      What’s next?

      More Animal Tales…seriously, I am always coming up with new ideas. But my focus for 2020 is going to be writing the longer stories behind the Animal Tales. You may not know this, but every character you see in the cards is always that same character, and each card is just a snapshot from their lives. So as I am adding to the card line, I am writing their life stories in the background. I'd like to do a book of about a dozen short story Animal Tales. Its something I've been working on privately for nearly a year now, and pretty soon I think I will be ready to begin sharing that new work.

      TRex Time Card
      World Domination Cat Lady Card
      Animal Circus Card
      See more of Jamie's work here!

      Artist of the Week: Angela Gonzalez

      Artist of the Week: Angela Gonzalez

      "I love the healing nature of beading. It connects me to my family, ancestors and culture." 

      Presenting our Kindred Artist of the Week series! We are big fans of all the artists we work with and we are so excited to share their stories!

      This week’s featured artist is Alaskan artist Angela Gonzalez. Like so many Alaskan artists, Angela wears a lot of hats - including public relations with First Alaskans Institute and writing on her popular Athabascan Woman blog. Her generosity of spirit and skills is seen in her digital life (check out her youtube with beading tips and tricks!) and throughout her beadwork. 

      Who are you?

      I am Koyukon Athabascan. I'm from Huslia and live in Anchorage with my family. My parents are Al and Eleanor Yatlin. My maternal grandparents are the late Edwin and Lydia Simon. My paternal grandparents are Alda Frank and the late George Frank and Minnie Yatlin. 

      What do you do?

      I work in the public relations/communications field in Anchorage. I am presently the Indigenous Communications Manager at the First Alaskans Institute, a statewide Alaska Native nonprofit. I enjoy sharing photos and stories of life in Alaska, with a focus on Athabascan culture and people on the Athabascan Woman Blog. I love beading! For the past few years, I have focused on making slipper or moccasins. I bead on smoked moose hide and sew them onto the vamps. I add beaver fur trim. So far, I made nearly a 100 pairs with most of them being gifts to family and friends. I customize the beadwork for each person, like a favorite colors, sports team, flower and more. 

      Who/what inspires you?

      I’m inspired by my mom, aunts and late grandma Lydia Simon. They are all great beadworkers who have taught me how to bead and are willing to help when I want to learn something new or how to fix my mistakes. I am also inspired by people who I’m making them for and love the challenge of a new design.

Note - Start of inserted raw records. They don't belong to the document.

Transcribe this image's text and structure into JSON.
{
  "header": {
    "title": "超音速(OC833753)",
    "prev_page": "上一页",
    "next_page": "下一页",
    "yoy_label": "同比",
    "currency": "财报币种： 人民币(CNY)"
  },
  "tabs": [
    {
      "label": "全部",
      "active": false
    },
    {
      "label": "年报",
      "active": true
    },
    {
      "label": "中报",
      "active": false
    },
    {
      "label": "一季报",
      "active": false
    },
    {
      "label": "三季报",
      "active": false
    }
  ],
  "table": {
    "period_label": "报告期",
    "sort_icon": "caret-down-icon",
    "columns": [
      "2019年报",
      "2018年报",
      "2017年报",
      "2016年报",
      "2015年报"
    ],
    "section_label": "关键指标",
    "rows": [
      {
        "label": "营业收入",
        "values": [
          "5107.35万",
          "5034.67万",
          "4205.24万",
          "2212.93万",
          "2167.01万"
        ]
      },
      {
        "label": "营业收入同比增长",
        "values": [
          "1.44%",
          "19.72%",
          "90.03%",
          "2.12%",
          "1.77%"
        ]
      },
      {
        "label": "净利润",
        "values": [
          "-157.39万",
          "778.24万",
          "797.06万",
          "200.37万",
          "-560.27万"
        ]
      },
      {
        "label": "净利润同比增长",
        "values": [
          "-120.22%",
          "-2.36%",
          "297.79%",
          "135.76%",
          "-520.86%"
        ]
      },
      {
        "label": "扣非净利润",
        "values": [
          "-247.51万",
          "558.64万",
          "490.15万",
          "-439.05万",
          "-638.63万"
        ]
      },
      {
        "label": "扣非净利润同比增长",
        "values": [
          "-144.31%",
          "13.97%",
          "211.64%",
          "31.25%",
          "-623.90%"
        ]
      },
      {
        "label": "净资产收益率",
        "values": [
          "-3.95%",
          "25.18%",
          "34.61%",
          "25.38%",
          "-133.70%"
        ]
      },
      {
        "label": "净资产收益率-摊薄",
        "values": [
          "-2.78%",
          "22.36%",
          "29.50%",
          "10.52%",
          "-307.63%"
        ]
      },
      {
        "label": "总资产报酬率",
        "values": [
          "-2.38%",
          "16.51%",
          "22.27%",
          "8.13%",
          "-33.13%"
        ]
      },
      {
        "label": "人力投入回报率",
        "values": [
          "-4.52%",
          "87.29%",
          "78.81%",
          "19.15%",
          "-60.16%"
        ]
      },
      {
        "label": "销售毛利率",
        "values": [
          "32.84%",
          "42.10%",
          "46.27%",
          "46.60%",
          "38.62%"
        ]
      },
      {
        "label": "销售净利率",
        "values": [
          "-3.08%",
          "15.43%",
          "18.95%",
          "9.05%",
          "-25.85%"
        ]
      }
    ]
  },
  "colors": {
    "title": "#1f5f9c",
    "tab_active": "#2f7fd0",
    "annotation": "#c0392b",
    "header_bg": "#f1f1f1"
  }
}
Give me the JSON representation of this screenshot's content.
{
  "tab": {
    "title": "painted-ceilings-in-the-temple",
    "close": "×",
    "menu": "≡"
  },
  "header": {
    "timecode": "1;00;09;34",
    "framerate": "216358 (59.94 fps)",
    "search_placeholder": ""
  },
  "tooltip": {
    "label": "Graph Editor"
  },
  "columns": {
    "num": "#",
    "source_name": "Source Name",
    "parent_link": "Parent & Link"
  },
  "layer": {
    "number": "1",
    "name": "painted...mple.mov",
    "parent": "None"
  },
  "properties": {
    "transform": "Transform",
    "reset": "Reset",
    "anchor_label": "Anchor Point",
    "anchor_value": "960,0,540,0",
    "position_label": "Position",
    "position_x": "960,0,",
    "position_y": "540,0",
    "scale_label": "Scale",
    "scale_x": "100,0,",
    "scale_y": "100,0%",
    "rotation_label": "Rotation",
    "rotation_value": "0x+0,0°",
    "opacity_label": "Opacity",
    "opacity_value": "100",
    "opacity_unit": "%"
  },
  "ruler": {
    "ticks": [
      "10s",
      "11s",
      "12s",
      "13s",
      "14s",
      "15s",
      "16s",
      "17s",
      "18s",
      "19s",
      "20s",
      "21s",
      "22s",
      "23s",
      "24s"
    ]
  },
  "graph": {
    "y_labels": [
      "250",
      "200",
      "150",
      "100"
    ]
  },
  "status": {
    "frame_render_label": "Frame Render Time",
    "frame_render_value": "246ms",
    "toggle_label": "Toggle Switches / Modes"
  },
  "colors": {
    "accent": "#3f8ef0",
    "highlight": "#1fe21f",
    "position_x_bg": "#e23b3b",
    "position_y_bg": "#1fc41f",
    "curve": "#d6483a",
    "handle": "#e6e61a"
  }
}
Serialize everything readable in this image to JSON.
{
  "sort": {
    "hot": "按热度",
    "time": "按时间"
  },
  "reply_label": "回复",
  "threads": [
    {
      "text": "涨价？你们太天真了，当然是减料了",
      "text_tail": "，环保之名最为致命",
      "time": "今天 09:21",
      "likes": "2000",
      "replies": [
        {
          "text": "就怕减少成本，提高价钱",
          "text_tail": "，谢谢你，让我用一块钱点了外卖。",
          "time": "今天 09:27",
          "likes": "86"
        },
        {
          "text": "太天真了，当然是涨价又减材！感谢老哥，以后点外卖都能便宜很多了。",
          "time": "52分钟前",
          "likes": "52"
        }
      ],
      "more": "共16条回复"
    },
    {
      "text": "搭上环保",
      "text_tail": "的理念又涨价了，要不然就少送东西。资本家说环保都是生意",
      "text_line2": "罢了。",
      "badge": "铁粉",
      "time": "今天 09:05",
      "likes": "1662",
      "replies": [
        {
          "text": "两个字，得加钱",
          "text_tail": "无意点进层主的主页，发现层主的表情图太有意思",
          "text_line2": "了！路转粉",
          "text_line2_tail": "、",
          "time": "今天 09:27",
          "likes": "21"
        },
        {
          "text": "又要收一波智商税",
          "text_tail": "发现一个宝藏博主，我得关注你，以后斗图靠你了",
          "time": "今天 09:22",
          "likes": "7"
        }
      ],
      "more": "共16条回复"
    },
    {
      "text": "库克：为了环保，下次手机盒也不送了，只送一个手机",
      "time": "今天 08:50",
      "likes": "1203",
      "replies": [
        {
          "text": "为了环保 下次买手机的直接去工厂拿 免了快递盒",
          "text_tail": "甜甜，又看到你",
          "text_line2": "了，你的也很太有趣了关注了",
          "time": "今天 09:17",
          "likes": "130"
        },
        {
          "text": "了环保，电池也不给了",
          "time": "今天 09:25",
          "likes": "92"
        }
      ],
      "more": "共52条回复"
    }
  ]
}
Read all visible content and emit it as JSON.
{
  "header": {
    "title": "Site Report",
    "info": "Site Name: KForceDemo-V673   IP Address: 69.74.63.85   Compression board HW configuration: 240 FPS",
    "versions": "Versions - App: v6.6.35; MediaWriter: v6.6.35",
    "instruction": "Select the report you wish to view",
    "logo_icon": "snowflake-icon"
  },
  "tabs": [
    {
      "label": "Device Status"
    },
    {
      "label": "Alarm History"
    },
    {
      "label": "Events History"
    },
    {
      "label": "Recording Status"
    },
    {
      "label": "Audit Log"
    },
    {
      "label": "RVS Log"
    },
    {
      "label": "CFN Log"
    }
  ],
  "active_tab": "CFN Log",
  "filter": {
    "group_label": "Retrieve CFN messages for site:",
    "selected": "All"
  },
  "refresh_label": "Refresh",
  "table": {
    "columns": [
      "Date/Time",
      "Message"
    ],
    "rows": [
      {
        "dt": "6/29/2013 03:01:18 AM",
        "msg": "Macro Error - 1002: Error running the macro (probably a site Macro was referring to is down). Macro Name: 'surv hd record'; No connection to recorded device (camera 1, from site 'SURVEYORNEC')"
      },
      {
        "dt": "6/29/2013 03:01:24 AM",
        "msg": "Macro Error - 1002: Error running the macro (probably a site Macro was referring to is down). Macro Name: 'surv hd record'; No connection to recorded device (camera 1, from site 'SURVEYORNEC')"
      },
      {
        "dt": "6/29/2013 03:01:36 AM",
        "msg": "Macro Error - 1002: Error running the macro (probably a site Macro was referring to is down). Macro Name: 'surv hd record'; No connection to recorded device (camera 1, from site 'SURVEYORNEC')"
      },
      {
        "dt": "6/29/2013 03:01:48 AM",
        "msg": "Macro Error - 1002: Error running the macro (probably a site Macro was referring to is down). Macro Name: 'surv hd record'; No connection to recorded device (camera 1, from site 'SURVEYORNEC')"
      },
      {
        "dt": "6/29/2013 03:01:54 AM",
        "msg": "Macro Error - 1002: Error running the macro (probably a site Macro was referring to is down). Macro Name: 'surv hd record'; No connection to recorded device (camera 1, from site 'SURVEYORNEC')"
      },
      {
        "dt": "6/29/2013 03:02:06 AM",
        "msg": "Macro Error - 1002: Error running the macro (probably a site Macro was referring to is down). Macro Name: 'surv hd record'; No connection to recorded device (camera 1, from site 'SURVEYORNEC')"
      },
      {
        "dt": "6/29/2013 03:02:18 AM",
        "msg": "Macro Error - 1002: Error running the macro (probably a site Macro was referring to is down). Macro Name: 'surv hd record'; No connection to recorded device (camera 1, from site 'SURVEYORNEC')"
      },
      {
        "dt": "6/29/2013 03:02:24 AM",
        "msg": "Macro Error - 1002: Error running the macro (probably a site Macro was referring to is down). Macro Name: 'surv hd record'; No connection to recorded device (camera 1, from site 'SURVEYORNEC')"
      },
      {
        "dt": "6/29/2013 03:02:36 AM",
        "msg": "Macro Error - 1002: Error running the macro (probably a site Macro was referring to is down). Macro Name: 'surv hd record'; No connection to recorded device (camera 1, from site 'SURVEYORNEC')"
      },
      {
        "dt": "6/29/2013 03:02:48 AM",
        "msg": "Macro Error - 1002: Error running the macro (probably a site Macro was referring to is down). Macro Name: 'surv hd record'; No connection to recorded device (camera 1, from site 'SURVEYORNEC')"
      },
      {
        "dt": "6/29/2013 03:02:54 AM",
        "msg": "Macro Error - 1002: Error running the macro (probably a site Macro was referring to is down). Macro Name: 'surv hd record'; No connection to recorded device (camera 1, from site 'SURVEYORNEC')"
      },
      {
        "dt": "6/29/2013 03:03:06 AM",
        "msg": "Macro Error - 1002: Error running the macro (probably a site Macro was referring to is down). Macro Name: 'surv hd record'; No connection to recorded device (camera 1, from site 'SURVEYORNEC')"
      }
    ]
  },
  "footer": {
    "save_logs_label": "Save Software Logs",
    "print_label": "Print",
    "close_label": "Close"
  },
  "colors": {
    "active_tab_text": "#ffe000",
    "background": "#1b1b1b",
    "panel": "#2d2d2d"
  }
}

      What’s your favorite moment in the process?

      I love the healing nature of beading. It connects me to my family, ancestors and culture. I also get filled up when I gift a pair. In someone’s lifetime, they may only have one pair of custom-made beaded slippers. I know how much it means to people. When I was gifting slippers to my nieces, my nephew asked, “Can boys have them too?” I was planning to make some for my nephews too, but I immediately got started on his pair. 

      What’s a trick of your trade, or a piece of advice for other artists in your medium?

      I love sharing how to videos on my YouTube channel and blog, and someone can learn tips and even how to bead slippers. I love following Indigenous Beads (@IndigenousBeads) on Twitter to see their creations and learn about their process. They have a new host each week, and I have been fortunate to host occasionally for the past few years.

      What’s next?

      Recently, I’ve gotten into beading earrings on smoked moose hide, and especially love making bead soup designs. I have beaded glove tops, but want to learn how to sew them onto gloves and add beaver fur trim. I recently learned to harvest silverberry seeds to make beads, and can’t wait to use them in my work.

      See (and smell! Mmmm that smoked moose hide 😃) Angela's work in person at the shop!